Like Lost Boys to Breton's Captain Hook, CoBrA members signed a manifesto, "Le cause était entendue," and then clambered up to their tree house, taking along various sources of inspiration: Viking dragon patterns, African and Oceanic tribal masks, Scandinavian petroglyphs, mythology, primitive art, drawings by the mentally ill, and Freud. As the surrealist Paris School revolved primarily around structured painting, CoBrA became a never-never land for displaced artists and for other media (poetry, ceramics, and sculpture) as well as painting. It fostered organic, childlike impulsiveness against the antidemocratic forces and technological advancements that emerged during the war.
CoBrA artists published magazines, organized their own exhibitions, and held meetings, and they did so with almost no support from the more-established European art communities. This renegade burst of expression lasted only three years before the artists, led by Christian Dotremont, Asger Jorn, and Karel Appel, separated and began solo careers.

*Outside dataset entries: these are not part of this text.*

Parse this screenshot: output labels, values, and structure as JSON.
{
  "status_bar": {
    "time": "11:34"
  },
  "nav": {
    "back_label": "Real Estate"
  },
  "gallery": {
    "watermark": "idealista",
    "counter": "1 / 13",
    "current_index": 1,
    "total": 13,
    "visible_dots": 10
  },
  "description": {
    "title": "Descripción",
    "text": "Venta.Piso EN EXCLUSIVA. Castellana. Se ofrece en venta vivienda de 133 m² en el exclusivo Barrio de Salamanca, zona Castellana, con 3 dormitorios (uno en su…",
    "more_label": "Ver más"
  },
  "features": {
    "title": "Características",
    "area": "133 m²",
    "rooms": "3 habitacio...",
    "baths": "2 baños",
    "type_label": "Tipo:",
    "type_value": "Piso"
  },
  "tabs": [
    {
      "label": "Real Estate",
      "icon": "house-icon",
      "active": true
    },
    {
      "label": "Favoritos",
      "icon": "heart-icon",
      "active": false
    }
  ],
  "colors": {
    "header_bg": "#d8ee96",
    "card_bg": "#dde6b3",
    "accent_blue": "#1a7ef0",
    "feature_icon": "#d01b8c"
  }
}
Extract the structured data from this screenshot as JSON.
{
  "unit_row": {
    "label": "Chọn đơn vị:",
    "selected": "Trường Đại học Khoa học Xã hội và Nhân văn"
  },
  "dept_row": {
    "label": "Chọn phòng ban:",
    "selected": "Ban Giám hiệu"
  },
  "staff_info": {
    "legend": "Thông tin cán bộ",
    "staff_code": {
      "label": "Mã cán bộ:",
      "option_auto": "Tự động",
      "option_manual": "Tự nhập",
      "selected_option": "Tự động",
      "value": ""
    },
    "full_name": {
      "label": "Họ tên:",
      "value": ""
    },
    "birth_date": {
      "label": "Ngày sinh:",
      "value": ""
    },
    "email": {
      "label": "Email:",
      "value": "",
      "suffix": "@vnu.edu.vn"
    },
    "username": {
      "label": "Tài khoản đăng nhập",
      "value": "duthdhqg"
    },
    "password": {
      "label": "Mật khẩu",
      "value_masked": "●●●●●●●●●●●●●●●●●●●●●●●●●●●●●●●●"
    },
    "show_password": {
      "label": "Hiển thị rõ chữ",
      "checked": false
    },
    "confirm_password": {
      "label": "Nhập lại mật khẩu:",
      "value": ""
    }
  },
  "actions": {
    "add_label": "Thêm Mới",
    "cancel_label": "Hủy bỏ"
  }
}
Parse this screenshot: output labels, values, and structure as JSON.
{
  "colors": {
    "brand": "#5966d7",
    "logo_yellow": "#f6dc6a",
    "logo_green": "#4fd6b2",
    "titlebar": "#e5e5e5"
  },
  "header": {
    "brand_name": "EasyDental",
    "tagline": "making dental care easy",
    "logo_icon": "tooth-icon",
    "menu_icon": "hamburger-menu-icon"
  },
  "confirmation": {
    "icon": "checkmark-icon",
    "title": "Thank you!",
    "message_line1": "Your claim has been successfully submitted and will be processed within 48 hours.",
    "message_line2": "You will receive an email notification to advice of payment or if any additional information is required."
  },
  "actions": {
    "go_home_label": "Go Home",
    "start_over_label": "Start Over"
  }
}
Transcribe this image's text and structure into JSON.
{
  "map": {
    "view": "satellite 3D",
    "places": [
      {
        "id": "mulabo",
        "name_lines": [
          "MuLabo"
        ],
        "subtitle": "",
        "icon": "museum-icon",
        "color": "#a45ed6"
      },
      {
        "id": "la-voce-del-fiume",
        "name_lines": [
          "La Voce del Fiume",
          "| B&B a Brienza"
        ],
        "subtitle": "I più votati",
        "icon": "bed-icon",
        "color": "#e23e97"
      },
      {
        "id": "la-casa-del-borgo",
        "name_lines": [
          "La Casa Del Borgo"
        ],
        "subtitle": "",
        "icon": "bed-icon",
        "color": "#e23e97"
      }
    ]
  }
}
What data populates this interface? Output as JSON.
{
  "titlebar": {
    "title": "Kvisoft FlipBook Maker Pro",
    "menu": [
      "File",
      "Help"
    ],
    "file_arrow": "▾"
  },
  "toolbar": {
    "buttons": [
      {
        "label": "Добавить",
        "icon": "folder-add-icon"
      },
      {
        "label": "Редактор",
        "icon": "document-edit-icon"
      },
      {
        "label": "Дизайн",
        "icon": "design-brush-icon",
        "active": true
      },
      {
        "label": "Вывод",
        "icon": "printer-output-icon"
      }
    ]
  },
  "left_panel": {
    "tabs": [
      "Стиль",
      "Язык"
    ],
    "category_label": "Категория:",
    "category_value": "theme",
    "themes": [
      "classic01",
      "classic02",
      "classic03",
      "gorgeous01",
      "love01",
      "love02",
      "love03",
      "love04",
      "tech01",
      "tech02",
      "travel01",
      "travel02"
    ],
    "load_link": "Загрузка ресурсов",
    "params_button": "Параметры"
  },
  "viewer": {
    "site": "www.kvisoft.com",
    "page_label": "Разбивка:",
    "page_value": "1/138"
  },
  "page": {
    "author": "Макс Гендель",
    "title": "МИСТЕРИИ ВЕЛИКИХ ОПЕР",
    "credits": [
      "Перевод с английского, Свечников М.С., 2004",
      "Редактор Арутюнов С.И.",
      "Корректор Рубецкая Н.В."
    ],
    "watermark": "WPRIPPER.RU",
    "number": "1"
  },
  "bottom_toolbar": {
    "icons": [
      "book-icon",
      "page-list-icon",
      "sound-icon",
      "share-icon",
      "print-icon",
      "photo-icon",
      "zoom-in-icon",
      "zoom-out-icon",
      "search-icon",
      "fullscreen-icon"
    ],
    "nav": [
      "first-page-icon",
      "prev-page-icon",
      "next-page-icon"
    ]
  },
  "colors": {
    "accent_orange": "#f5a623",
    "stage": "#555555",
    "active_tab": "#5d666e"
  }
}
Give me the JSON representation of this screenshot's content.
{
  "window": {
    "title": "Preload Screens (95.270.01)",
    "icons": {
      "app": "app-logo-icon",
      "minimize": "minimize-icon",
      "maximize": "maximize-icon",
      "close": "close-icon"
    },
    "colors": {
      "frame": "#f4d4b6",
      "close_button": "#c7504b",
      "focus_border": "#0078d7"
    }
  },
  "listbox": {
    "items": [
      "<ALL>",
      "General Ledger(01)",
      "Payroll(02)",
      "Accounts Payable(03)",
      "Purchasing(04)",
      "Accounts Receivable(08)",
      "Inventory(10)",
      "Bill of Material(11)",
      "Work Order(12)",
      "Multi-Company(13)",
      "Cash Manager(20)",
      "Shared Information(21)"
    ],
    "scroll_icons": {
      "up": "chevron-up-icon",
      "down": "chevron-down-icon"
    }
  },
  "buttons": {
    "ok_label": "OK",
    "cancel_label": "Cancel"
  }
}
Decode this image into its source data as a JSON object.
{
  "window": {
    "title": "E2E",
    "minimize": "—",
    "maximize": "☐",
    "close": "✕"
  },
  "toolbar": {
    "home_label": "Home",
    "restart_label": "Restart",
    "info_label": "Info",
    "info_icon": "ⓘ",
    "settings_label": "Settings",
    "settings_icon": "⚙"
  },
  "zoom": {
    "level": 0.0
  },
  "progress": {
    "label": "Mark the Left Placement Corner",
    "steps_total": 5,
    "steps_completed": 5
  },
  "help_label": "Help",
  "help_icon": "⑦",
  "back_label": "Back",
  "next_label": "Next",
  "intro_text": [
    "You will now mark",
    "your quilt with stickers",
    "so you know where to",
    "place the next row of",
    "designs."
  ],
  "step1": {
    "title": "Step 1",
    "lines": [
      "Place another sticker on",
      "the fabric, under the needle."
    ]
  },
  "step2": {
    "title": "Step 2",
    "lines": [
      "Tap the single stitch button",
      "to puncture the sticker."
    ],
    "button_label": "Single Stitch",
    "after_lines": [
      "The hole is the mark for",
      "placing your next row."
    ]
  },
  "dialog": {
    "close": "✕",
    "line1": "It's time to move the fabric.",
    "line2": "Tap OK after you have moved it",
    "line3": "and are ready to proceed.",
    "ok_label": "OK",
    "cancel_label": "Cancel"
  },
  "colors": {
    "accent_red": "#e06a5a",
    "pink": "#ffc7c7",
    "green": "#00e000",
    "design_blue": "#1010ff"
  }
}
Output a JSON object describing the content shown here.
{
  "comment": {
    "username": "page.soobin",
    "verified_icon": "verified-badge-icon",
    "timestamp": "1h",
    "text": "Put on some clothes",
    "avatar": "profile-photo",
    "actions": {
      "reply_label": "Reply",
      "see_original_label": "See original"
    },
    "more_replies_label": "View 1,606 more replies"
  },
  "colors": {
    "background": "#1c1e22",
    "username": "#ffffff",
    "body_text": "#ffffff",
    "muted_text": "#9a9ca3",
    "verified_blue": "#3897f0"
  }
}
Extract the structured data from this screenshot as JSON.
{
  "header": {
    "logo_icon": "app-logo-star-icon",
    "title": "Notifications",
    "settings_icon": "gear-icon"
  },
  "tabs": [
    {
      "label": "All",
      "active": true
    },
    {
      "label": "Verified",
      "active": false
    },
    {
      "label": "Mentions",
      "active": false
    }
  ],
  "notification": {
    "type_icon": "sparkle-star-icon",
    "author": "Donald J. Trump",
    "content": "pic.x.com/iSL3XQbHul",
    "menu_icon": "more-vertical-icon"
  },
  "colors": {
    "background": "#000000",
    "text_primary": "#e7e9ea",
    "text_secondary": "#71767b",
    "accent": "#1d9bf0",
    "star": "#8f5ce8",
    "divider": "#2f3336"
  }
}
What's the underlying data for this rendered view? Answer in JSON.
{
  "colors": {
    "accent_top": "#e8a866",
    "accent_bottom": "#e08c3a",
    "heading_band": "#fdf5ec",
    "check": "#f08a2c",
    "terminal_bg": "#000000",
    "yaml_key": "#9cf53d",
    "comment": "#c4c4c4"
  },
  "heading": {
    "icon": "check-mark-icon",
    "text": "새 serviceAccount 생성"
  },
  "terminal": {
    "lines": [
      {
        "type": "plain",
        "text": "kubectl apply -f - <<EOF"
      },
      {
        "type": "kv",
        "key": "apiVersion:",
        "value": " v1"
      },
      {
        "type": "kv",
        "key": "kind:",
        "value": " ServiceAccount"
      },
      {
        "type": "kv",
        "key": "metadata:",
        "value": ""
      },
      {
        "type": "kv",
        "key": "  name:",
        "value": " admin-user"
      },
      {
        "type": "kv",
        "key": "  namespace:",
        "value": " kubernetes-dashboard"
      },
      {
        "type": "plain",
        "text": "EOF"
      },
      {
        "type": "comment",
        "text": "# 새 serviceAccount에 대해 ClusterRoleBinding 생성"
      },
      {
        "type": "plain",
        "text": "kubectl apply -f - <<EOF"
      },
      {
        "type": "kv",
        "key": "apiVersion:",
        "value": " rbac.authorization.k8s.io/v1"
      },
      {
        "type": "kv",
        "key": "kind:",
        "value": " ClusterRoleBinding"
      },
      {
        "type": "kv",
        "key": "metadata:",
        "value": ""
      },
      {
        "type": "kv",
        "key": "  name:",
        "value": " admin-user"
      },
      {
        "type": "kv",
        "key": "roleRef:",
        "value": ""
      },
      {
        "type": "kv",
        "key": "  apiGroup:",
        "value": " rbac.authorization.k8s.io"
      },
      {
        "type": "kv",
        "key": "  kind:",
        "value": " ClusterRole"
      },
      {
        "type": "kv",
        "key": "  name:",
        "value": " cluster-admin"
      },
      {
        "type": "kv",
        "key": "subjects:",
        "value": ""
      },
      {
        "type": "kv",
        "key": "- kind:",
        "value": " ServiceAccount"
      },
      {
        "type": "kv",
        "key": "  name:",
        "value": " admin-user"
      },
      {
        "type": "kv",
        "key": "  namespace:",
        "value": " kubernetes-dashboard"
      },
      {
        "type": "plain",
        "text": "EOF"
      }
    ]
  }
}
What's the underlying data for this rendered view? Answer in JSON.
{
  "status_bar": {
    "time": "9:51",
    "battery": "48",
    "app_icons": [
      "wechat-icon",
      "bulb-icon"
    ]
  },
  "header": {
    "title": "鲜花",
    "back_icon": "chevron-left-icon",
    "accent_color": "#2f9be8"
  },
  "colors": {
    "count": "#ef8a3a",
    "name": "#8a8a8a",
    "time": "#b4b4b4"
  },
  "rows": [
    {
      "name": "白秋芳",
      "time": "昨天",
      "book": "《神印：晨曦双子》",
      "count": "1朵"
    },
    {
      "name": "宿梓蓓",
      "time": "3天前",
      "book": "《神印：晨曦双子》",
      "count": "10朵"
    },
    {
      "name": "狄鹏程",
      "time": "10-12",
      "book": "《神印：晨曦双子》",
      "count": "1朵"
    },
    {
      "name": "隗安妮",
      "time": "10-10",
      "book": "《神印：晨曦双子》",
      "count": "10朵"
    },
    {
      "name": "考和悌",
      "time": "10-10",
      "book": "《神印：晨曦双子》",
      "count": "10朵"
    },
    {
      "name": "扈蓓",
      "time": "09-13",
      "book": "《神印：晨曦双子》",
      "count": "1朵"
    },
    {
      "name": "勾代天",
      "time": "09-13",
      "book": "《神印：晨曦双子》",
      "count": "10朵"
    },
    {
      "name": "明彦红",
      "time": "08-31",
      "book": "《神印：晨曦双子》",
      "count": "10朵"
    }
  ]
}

When asked to describe the CoBrA exhibitions, Fran Mulcahy, curator of education at the Museum of Art, says they are "abstract, colorful, and passionate." Influenced by Edvard Munch and Joan Miró, the body of work that CoBrA left behind is characterized by bold rhythms, lines, and color -- intuitive, wild, and fantastic images that are both politically expressive and playful. Despite its brief tenure, the artistic and cultural energy of the CoBrA school has sustained its memory for the past half-century. Now, many consider CoBrA to be the last art collective of its kind.